BEGIN

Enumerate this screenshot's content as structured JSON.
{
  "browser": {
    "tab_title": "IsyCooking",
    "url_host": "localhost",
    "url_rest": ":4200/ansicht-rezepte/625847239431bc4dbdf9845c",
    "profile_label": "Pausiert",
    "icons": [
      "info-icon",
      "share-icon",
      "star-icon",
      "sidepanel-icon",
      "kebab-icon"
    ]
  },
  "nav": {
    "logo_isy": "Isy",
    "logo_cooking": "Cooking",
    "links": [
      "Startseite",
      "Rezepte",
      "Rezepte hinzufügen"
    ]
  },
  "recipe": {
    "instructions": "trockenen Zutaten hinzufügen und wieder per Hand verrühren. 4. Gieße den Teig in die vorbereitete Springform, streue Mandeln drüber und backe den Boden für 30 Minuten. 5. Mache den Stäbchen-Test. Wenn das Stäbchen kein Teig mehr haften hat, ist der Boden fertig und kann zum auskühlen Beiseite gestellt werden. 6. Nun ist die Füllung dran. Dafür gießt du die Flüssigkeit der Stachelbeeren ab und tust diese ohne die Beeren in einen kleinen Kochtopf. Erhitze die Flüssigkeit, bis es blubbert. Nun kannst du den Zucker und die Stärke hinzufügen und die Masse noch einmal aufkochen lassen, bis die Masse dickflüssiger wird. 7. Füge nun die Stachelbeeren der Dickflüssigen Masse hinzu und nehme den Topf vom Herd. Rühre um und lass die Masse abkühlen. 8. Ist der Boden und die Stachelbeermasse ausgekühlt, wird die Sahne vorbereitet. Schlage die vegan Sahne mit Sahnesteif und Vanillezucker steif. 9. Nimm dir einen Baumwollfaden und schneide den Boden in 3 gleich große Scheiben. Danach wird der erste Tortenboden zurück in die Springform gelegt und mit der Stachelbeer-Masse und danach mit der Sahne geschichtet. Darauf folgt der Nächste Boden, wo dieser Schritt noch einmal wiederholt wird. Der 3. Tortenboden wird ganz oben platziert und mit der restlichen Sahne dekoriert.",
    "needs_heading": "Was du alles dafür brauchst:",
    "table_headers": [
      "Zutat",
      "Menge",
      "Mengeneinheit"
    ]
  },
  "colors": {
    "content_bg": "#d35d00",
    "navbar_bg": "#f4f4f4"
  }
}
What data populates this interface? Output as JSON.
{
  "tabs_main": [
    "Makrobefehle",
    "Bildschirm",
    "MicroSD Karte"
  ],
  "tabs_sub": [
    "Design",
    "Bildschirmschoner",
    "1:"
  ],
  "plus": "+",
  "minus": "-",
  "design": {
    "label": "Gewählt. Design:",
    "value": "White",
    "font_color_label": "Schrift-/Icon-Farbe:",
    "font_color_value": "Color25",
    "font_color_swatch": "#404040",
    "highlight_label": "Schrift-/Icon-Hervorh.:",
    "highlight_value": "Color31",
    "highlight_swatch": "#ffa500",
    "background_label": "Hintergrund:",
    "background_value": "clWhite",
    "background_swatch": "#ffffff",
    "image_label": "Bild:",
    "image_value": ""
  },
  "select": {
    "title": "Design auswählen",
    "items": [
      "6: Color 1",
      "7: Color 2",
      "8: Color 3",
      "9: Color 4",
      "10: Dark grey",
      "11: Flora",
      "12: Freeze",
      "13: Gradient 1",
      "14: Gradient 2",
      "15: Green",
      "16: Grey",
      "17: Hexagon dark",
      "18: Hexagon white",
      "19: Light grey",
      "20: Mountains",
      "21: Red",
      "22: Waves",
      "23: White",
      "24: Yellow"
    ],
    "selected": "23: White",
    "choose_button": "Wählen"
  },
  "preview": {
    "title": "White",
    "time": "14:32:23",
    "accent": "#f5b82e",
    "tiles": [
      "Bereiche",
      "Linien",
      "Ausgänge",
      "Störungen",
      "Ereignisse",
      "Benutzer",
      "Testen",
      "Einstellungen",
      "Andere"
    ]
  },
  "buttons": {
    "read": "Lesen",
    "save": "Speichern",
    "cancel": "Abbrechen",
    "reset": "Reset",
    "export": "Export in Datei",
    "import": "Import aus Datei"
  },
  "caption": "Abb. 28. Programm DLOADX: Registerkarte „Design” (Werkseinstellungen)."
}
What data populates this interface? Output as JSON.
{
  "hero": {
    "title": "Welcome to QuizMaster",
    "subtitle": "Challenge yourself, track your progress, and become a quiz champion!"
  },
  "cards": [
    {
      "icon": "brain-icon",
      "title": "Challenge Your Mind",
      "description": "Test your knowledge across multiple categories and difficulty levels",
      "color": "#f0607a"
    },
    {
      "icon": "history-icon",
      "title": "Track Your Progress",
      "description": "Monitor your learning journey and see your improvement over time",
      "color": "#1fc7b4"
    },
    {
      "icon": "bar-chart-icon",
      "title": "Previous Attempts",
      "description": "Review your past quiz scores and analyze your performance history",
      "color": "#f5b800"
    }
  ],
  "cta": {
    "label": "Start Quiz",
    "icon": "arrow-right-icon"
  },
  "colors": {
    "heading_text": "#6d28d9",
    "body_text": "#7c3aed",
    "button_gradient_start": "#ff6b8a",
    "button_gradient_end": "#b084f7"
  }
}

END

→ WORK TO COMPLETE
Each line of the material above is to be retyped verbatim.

→ ANSWER SPACE
Enumerate this screenshot's content as structured JSON.
{
  "browser": {
    "tab_title": "IsyCooking",
    "url_host": "localhost",
    "url_rest": ":4200/ansicht-rezepte/625847239431bc4dbdf9845c",
    "profile_label": "Pausiert",
    "icons": [
      "info-icon",
      "share-icon",
      "star-icon",
      "sidepanel-icon",
      "kebab-icon"
    ]
  },
  "nav": {
    "logo_isy": "Isy",
    "logo_cooking": "Cooking",
    "links": [
      "Startseite",
      "Rezepte",
      "Rezepte hinzufügen"
    ]
  },
  "recipe": {
    "instructions": "trockenen Zutaten hinzufügen und wieder per Hand verrühren. 4. Gieße den Teig in die vorbereitete Springform, streue Mandeln drüber und backe den Boden für 30 Minuten. 5. Mache den Stäbchen-Test. Wenn das Stäbchen kein Teig mehr haften hat, ist der Boden fertig und kann zum auskühlen Beiseite gestellt werden. 6. Nun ist die Füllung dran. Dafür gießt du die Flüssigkeit der Stachelbeeren ab und tust diese ohne die Beeren in einen kleinen Kochtopf. Erhitze die Flüssigkeit, bis es blubbert. Nun kannst du den Zucker und die Stärke hinzufügen und die Masse noch einmal aufkochen lassen, bis die Masse dickflüssiger wird. 7. Füge nun die Stachelbeeren der Dickflüssigen Masse hinzu und nehme den Topf vom Herd. Rühre um und lass die Masse abkühlen. 8. Ist der Boden und die Stachelbeermasse ausgekühlt, wird die Sahne vorbereitet. Schlage die vegan Sahne mit Sahnesteif und Vanillezucker steif. 9. Nimm dir einen Baumwollfaden und schneide den Boden in 3 gleich große Scheiben. Danach wird der erste Tortenboden zurück in die Springform gelegt und mit der Stachelbeer-Masse und danach mit der Sahne geschichtet. Darauf folgt der Nächste Boden, wo dieser Schritt noch einmal wiederholt wird. Der 3. Tortenboden wird ganz oben platziert und mit der restlichen Sahne dekoriert.",
    "needs_heading": "Was du alles dafür brauchst:",
    "table_headers": [
      "Zutat",
      "Menge",
      "Mengeneinheit"
    ]
  },
  "colors": {
    "content_bg": "#d35d00",
    "navbar_bg": "#f4f4f4"
  }
}
What data populates this interface? Output as JSON.
{
  "tabs_main": [
    "Makrobefehle",
    "Bildschirm",
    "MicroSD Karte"
  ],
  "tabs_sub": [
    "Design",
    "Bildschirmschoner",
    "1:"
  ],
  "plus": "+",
  "minus": "-",
  "design": {
    "label": "Gewählt. Design:",
    "value": "White",
    "font_color_label": "Schrift-/Icon-Farbe:",
    "font_color_value": "Color25",
    "font_color_swatch": "#404040",
    "highlight_label": "Schrift-/Icon-Hervorh.:",
    "highlight_value": "Color31",
    "highlight_swatch": "#ffa500",
    "background_label": "Hintergrund:",
    "background_value": "clWhite",
    "background_swatch": "#ffffff",
    "image_label": "Bild:",
    "image_value": ""
  },
  "select": {
    "title": "Design auswählen",
    "items": [
      "6: Color 1",
      "7: Color 2",
      "8: Color 3",
      "9: Color 4",
      "10: Dark grey",
      "11: Flora",
      "12: Freeze",
      "13: Gradient 1",
      "14: Gradient 2",
      "15: Green",
      "16: Grey",
      "17: Hexagon dark",
      "18: Hexagon white",
      "19: Light grey",
      "20: Mountains",
      "21: Red",
      "22: Waves",
      "23: White",
      "24: Yellow"
    ],
    "selected": "23: White",
    "choose_button": "Wählen"
  },
  "preview": {
    "title": "White",
    "time": "14:32:23",
    "accent": "#f5b82e",
    "tiles": [
      "Bereiche",
      "Linien",
      "Ausgänge",
      "Störungen",
      "Ereignisse",
      "Benutzer",
      "Testen",
      "Einstellungen",
      "Andere"
    ]
  },
  "buttons": {
    "read": "Lesen",
    "save": "Speichern",
    "cancel": "Abbrechen",
    "reset": "Reset",
    "export": "Export in Datei",
    "import": "Import aus Datei"
  },
  "caption": "Abb. 28. Programm DLOADX: Registerkarte „Design” (Werkseinstellungen)."
}
What data populates this interface? Output as JSON.
{
  "hero": {
    "title": "Welcome to QuizMaster",
    "subtitle": "Challenge yourself, track your progress, and become a quiz champion!"
  },
  "cards": [
    {
      "icon": "brain-icon",
      "title": "Challenge Your Mind",
      "description": "Test your knowledge across multiple categories and difficulty levels",
      "color": "#f0607a"
    },
    {
      "icon": "history-icon",
      "title": "Track Your Progress",
      "description": "Monitor your learning journey and see your improvement over time",
      "color": "#1fc7b4"
    },
    {
      "icon": "bar-chart-icon",
      "title": "Previous Attempts",
      "description": "Review your past quiz scores and analyze your performance history",
      "color": "#f5b800"
    }
  ],
  "cta": {
    "label": "Start Quiz",
    "icon": "arrow-right-icon"
  },
  "colors": {
    "heading_text": "#6d28d9",
    "body_text": "#7c3aed",
    "button_gradient_start": "#ff6b8a",
    "button_gradient_end": "#b084f7"
  }
}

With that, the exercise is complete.